In a dizzying fast-forward cum flashback, the Batasang Pambansa built by Marcos Sr. 44 years ago (1978) is the same venue for the first SONA of Marcos Jr. (noted by CNN Philippines News July 22, 2022). The plenary hall was recently renovated and refurbished, at a cost of about P100 million, in time for Marcos Jr.’s first SONA. It can now seat some 350 solons with the physical distancing requirements of the long-staying COVID-19 pandemic (Manila Bulletin, July 20, 2022).
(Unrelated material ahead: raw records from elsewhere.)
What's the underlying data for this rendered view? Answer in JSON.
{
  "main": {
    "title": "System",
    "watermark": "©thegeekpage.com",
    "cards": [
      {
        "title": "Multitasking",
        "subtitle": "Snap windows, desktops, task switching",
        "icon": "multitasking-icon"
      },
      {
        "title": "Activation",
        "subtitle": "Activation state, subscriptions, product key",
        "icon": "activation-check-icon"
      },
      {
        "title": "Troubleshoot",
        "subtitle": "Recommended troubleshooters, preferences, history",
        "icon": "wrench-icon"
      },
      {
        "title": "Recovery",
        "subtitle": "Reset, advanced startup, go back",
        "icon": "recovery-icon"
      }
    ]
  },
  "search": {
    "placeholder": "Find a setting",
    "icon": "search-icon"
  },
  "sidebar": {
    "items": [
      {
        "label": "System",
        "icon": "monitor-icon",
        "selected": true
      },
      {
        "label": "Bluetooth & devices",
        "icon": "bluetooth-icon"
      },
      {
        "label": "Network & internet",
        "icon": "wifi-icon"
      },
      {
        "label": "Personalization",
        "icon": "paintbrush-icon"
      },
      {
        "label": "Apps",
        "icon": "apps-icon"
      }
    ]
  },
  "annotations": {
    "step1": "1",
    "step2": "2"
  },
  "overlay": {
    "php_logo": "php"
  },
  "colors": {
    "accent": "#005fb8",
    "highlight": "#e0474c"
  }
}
The frenetic security preparations for the SONA might show some paranoia over what could physically go wrong on such a grand occasion. From the 15,000 security personnel utilized to secure the inauguration of President-elect Ferdinand “Bongbong” Marcos, Jr. on June 30, less than a month ago, Metro Manila police chief Maj. Gen. Felipe Natividad said the figure for the SONA is now at almost 22,000 security personnel in order to maximize protection of the event (mb.com.ph, July 16, 2022). But an instinctive collective anxiety rises above the basic concern for the safety of the president and the VIPs. The inauguration was victorious jubilation (for the 31.5 million voters who made Marcos Jr. win) while the SONA is about the expectations of 115 million Filipinos for their survival and quality of life — for the short and medium term of the six years incumbency of the president, and for the long term as the future will evolve from the successes and failures of the years under the leadership of the new president.
“Samahan niyo po ako at pakinggan ang estado ng ating bansa at ang mga plano at mithiin natin bilang isang sambayanan para sa mga susunod na taon (Join me and listen as I talk about the state of our country and our plans and aspirations as a nation in the succeeding years),” Marcos Jr. said in a Facebook post published July 17 (The Philippine Star, July 19, 2022).
He is expected to enumerate his priority bills and to ask Congress to pass measures that will help his administration conduct its programs. Economic managers hint that the President will also present the details of the government’s medium-term fiscal framework, cutting the budget deficit and reducing the debt-to-gross domestic product ratio from 63.5% as of the first quarter of 2022 to 60% by 2025. The economy is expected to grow by 6.5% to 7.5% by year-end 2022 and by 6.5% from 2023 to 2028. Marcos Jr. aims to reduce poverty incidence to 9% and to elevate the country to upper middle-income status, where per capita income for Filipinos is at $4,046 by the end of his term (Ibid.).
Marcos Jr., having chosen to take personal and official management of the Department of Agriculture, promises to increase food production and decrease food importations. He said he will strengthen the Philippines’ value chain to address a food crisis that he said may affect the Philippines in the next two quarters. He will work on food security by increasing the production of rice, corn, and livestock while ensuring that their prices remain affordable.
“I will get it done, no excuses from me,” President Marcos, Jr. said at his inaugural speech on June 30. “You picked me to be your servant, to enable changes to benefit all. I fully understand the gravity of the responsibility that you’ve put on my shoulders. I do not take it lightly, but I am ready for the task,” Marcos, Jr. said (newsinfo.inquirer.net, June 30, 2022).
“I watched a man who saw what had been achieved since independence in a land of people with the greatest potential for achievement and yet they were poor. But he got this done,” the newly elected president said, without mentioning the name of his father (Ibid.).
And the collective consciousness of the expectant Filipino is sucked into dazed memories of past SONAs when presidents thumped their chests for claimed victories, promising more conquests for the people and for the country. The stupor from cloying rhetoric may have deadened discernment of issues and the distortion of facts — even the revision of history.
What can really be expected from a SONA?
Amelia H. C. Ylagan is a doctor of Business Administration from the University of the Philippines.